Bingham requested that police provide more-frequent, emergency-preparedness training in schools, due to the fact that it has been six years since such training has been conducted. However, this training lacked the suggestions of two, politician-advocated recommendations: arming teachers with guns and adding officers to campuses. Dallas ISD Police Chief, Craig Miller, rebutted, “Both are unreasonable and unnecessary. Teachers should be focused on educating, and elementary schools don’t see enough crime to warrant a full-time officer.”

Dallas ISD’s Police Department is staffed with 125 officers, enabling at least one to be assigned to every secondary school, and security personnel are also used on campuses. Along with assistance from the Dallas Police Department, DISD officers patrol Dallas’ 225 schools throughout the day. Mike Miles, Dallas ISD superintendent, actually suggested hiring 10 new officers before the tragic Sandy Hook Elementary shooting.

The proposal at a glance

  • $2.59 million – cost for twenty-three secondary schools, mostly middle schools, to receive camera systems, allowing DISD police to watch live.
  • $930,000 – cost for each elementary school to receive an eight-camera, motion-activated security system monitored at the school, not able to be viewed live, offsite.
  • $600,000 – cost for card readers to be installed at some side doors, portable buildings and staff parking lots, allowing doors to be opened only when swiped by an identification badge.
  • $405,000 – cost for each elementary school to receive a buzzer, intercom and camera system, requiring the front desk receptionist to unlock the door for visitors.
  • $120,000 – cost for the installation of one-way peepholes on all 1,200 portable buildings, allowing people inside to see out.

At another school

Just as Dallas ISD is buckling down on school security, so are the schools in Grove, Oklahoma, with a population of more than 6,500 people and about 2,570 students enrolled in the district.

Parents and teachers have been participating in fundraisers to pay for additional security at the community’s six campuses.
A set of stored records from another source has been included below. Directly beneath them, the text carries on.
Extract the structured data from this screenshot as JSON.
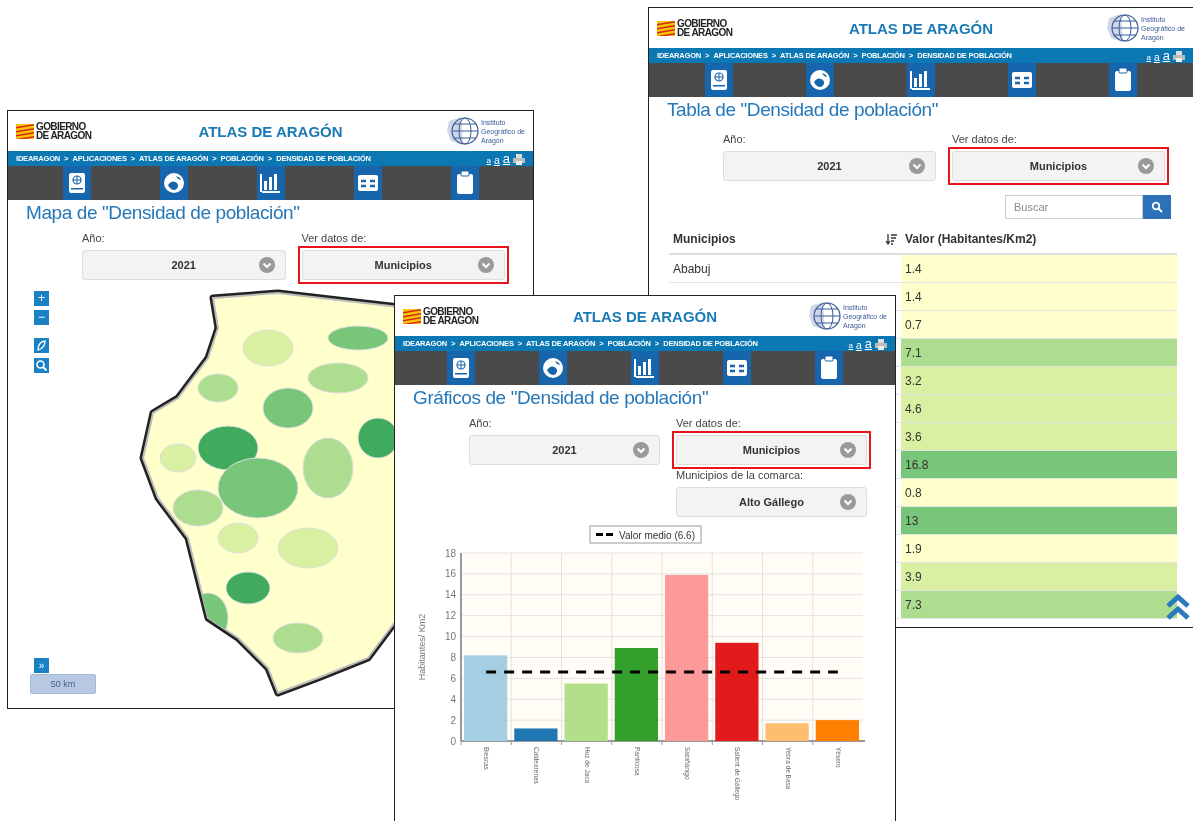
{
  "windows": [
    {
      "kind": "map",
      "logo": {
        "line_1": "GOBIERNO",
        "line_2": "DE ARAGON"
      },
      "site_title": "ATLAS DE ARAGÓN",
      "institute": [
        "Instituto",
        "Geográfico de",
        "Aragón"
      ],
      "breadcrumb": [
        "IDEARAGON",
        "APLICACIONES",
        "ATLAS DE ARAGÓN",
        "POBLACIÓN",
        "DENSIDAD DE POBLACIÓN"
      ],
      "separator": ">",
      "font_sizes": [
        "a",
        "a",
        "a"
      ],
      "page_title": "Mapa de \"Densidad de población\"",
      "year": {
        "label": "Año:",
        "value": "2021"
      },
      "view": {
        "label": "Ver datos de:",
        "value": "Municipios",
        "highlighted": true
      },
      "map": {
        "zoom_in": "+",
        "zoom_out": "−",
        "expand": "»",
        "scale": "50 km"
      }
    },
    {
      "kind": "table",
      "logo": {
        "line_1": "GOBIERNO",
        "line_2": "DE ARAGON"
      },
      "site_title": "ATLAS DE ARAGÓN",
      "institute": [
        "Instituto",
        "Geográfico de",
        "Aragón"
      ],
      "breadcrumb": [
        "IDEARAGON",
        "APLICACIONES",
        "ATLAS DE ARAGÓN",
        "POBLACIÓN",
        "DENSIDAD DE POBLACIÓN"
      ],
      "separator": ">",
      "font_sizes": [
        "a",
        "a",
        "a"
      ],
      "page_title": "Tabla de \"Densidad de población\"",
      "year": {
        "label": "Año:",
        "value": "2021"
      },
      "view": {
        "label": "Ver datos de:",
        "value": "Municipios",
        "highlighted": true
      },
      "search": {
        "placeholder": "Buscar"
      },
      "table": {
        "columns": [
          "Municipios",
          "Valor (Habitantes/Km2)"
        ],
        "rows": [
          {
            "name": "Ababuj",
            "value": "1.4",
            "color": "#ffffcc"
          },
          {
            "value": "1.4",
            "color": "#ffffcc"
          },
          {
            "value": "0.7",
            "color": "#ffffcc"
          },
          {
            "value": "7.1",
            "color": "#addd8e"
          },
          {
            "value": "3.2",
            "color": "#d9f0a3"
          },
          {
            "value": "4.6",
            "color": "#d9f0a3"
          },
          {
            "value": "3.6",
            "color": "#d9f0a3"
          },
          {
            "value": "16.8",
            "color": "#78c679"
          },
          {
            "value": "0.8",
            "color": "#ffffcc"
          },
          {
            "value": "13",
            "color": "#78c679"
          },
          {
            "value": "1.9",
            "color": "#ffffcc"
          },
          {
            "value": "3.9",
            "color": "#d9f0a3"
          },
          {
            "value": "7.3",
            "color": "#addd8e"
          }
        ]
      }
    },
    {
      "kind": "chart",
      "logo": {
        "line_1": "GOBIERNO",
        "line_2": "DE ARAGON"
      },
      "site_title": "ATLAS DE ARAGÓN",
      "institute": [
        "Instituto",
        "Geográfico de",
        "Aragón"
      ],
      "breadcrumb": [
        "IDEARAGON",
        "APLICACIONES",
        "ATLAS DE ARAGÓN",
        "POBLACIÓN",
        "DENSIDAD DE POBLACIÓN"
      ],
      "separator": ">",
      "font_sizes": [
        "a",
        "a",
        "a"
      ],
      "page_title": "Gráficos de \"Densidad de población\"",
      "year": {
        "label": "Año:",
        "value": "2021"
      },
      "view": {
        "label": "Ver datos de:",
        "value": "Municipios",
        "highlighted": true
      },
      "comarca": {
        "label": "Municipios de la comarca:",
        "value": "Alto Gállego"
      },
      "chart_data": {
        "type": "bar",
        "ylabel": "Habitantes/ Km2",
        "categories": [
          "Biescas",
          "Caldearenas",
          "Hoz de Jaca",
          "Panticosa",
          "Sabiñánigo",
          "Sallent de Gállego",
          "Yebra de Basa",
          "Yésero"
        ],
        "series": [
          {
            "colors": [
              "#a6cee3",
              "#1f78b4",
              "#b2df8a",
              "#33a02c",
              "#fb9a99",
              "#e31a1c",
              "#fdbf6f",
              "#ff7f00"
            ],
            "values": [
              8.2,
              1.2,
              5.5,
              8.9,
              15.9,
              9.4,
              1.7,
              2.0
            ]
          },
          {
            "name": "Valor medio (6.6)",
            "type": "line",
            "line_style": "dashed",
            "color": "#000000",
            "values": [
              6.6,
              6.6,
              6.6,
              6.6,
              6.6,
              6.6,
              6.6,
              6.6
            ]
          }
        ],
        "ylim": [
          0,
          18
        ],
        "yticks": [
          0,
          2,
          4,
          6,
          8,
          10,
          12,
          14,
          16,
          18
        ],
        "grid": true
      }
    }
  ]
}
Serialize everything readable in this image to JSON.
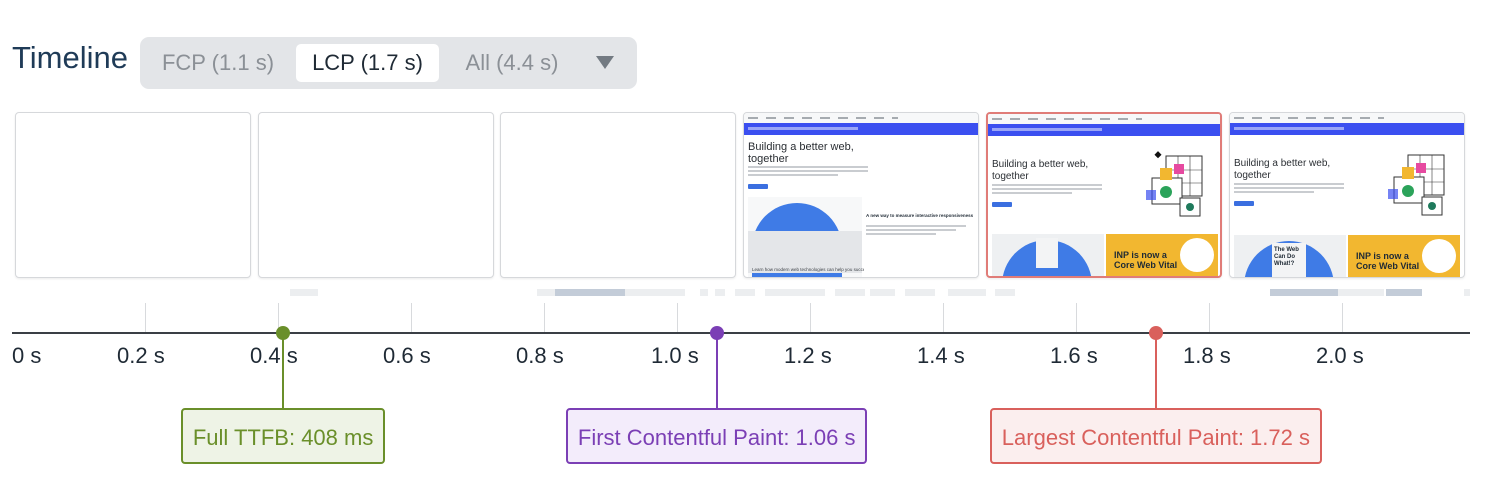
{
  "header": {
    "title": "Timeline",
    "options": [
      "FCP (1.1 s)",
      "LCP (1.7 s)",
      "All (4.4 s)"
    ],
    "selected": "LCP (1.7 s)"
  },
  "filmstrip": {
    "frames": [
      {
        "state": "blank"
      },
      {
        "state": "blank"
      },
      {
        "state": "blank"
      },
      {
        "state": "partial",
        "heading": "Building a better web,\ntogether",
        "card_title": "A new way to measure interactive responsiveness",
        "card_caption": "Learn how modern web technologies can help you succeed"
      },
      {
        "state": "lcp",
        "heading": "Building a better web,\ntogether",
        "promo_text": "INP is now a\nCore Web Vital"
      },
      {
        "state": "final",
        "heading": "Building a better web,\ntogether",
        "promo_text": "INP is now a\nCore Web Vital",
        "hill_text": "The Web\nCan Do\nWhat!?"
      }
    ]
  },
  "axis": {
    "ticks": [
      "0 s",
      "0.2 s",
      "0.4 s",
      "0.6 s",
      "0.8 s",
      "1.0 s",
      "1.2 s",
      "1.4 s",
      "1.6 s",
      "1.8 s",
      "2.0 s"
    ]
  },
  "markers": [
    {
      "label": "Full TTFB: 408 ms",
      "time_s": 0.408,
      "color": "#6a8f2a",
      "bg": "#eef3e6"
    },
    {
      "label": "First Contentful Paint: 1.06 s",
      "time_s": 1.06,
      "color": "#7b3fb5",
      "bg": "#f3ecfb"
    },
    {
      "label": "Largest Contentful Paint: 1.72 s",
      "time_s": 1.72,
      "color": "#d9605c",
      "bg": "#fbeeee"
    }
  ],
  "colors": {
    "accent_lcp": "#e07c78",
    "blue_banner": "#3b4ff0",
    "yellow_card": "#f2b730"
  }
}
They plan to use the money to purchase security cameras, door security systems and to pay for a second school resource officer. 

Officials have suggested placing four cameras in the Early Childhood Center and up to six cameras at the Lower Elementary campus, with buzz-in door systems for the high school and middle school campuses. Currently, the district relies on Tracy Bloss, a Grove police officer, as a school resource officer, but a substitute resource officer has been hired until the end of the school year, giving the district two, on-duty, police officers during school hours. Police have been called in the past, specifically on January 11, 2012 because of a grade school student’s off-the-cuff comment of threatening to bring a gun onto a school bus, resulting in no gun and no injuries.

Local businesses and charities are also hosting fundraisers to assist the schools of Grove. Earlier this month, a local restaurant hosted school administrators to cook, clean and accept tips, while proceeds from all beverage sales on that day were given to the school district.  A total of $500 was collected.

Coming on March 2, 2013, the Grand Lake Family YMCA will be hosting a 5k run/walk, “Steps for Safe Schools,” with all proceeds going to assist the school in funding its security efforts. The event will start at the Grove School Administration Building, circle the community and finish back at the administration building.

Reflected here are two school districts, fighting for the safety and security of their children, teachers, and staff. It hurts my heart to know that schools across the nation are so fearful of the unknown, all with good reason, based on recent events. Thinking about my school days, I remember feeling so safe and secure on my school campus, from Kindergarten all the way through high school, and I truly wonder how the children of today will be affected in the future with all this talk of school shootings, murder, guns, police, etc.

About the Author

Ginger Hill is Group Social Media Manager.

  • Ahead of Current Events Ahead of Current Events

    In this episode, Ralph C. Jensen chats with Dana Barnes, president of government business at Dataminr. We talk about the evolution of Dataminr and how data software benefits business and personnel alike. The Dataminr mission is to keep subscribers up-to-date on worldwide events in case of employee travel. Barnes recites Dataminr history and how their platform works. With so much emphasis on cybersecurity, Barnes goes into detail about his cybersecurity background and the measures Dataminr takes to ensure safe and secure implementation.

Digital Edition

  • Environmental Protection
  • Occupational Health & Safety
  • Spaces4Learning
  • Campus Security & Life Safety